[Stored items from a collection]
..............................
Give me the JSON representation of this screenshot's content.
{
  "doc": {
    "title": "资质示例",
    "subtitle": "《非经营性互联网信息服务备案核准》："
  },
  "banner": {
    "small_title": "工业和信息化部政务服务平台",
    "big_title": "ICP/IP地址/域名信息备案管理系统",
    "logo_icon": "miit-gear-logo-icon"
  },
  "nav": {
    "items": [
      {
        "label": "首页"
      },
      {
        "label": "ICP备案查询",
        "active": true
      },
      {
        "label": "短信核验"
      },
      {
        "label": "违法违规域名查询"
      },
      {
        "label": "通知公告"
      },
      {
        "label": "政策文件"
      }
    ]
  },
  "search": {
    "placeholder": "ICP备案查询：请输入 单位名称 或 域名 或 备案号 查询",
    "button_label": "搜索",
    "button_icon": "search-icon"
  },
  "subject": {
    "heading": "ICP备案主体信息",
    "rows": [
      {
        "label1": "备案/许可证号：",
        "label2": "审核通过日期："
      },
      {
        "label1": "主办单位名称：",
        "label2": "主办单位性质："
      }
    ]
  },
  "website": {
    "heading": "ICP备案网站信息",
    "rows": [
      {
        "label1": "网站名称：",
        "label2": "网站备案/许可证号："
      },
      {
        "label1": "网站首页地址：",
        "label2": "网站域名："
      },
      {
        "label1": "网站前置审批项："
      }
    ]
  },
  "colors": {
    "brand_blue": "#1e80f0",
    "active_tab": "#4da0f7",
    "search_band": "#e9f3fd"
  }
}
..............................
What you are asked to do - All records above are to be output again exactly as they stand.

Response box -
Give me the JSON representation of this screenshot's content.
{
  "doc": {
    "title": "资质示例",
    "subtitle": "《非经营性互联网信息服务备案核准》："
  },
  "banner": {
    "small_title": "工业和信息化部政务服务平台",
    "big_title": "ICP/IP地址/域名信息备案管理系统",
    "logo_icon": "miit-gear-logo-icon"
  },
  "nav": {
    "items": [
      {
        "label": "首页"
      },
      {
        "label": "ICP备案查询",
        "active": true
      },
      {
        "label": "短信核验"
      },
      {
        "label": "违法违规域名查询"
      },
      {
        "label": "通知公告"
      },
      {
        "label": "政策文件"
      }
    ]
  },
  "search": {
    "placeholder": "ICP备案查询：请输入 单位名称 或 域名 或 备案号 查询",
    "button_label": "搜索",
    "button_icon": "search-icon"
  },
  "subject": {
    "heading": "ICP备案主体信息",
    "rows": [
      {
        "label1": "备案/许可证号：",
        "label2": "审核通过日期："
      },
      {
        "label1": "主办单位名称：",
        "label2": "主办单位性质："
      }
    ]
  },
  "website": {
    "heading": "ICP备案网站信息",
    "rows": [
      {
        "label1": "网站名称：",
        "label2": "网站备案/许可证号："
      },
      {
        "label1": "网站首页地址：",
        "label2": "网站域名："
      },
      {
        "label1": "网站前置审批项："
      }
    ]
  },
  "colors": {
    "brand_blue": "#1e80f0",
    "active_tab": "#4da0f7",
    "search_band": "#e9f3fd"
  }
}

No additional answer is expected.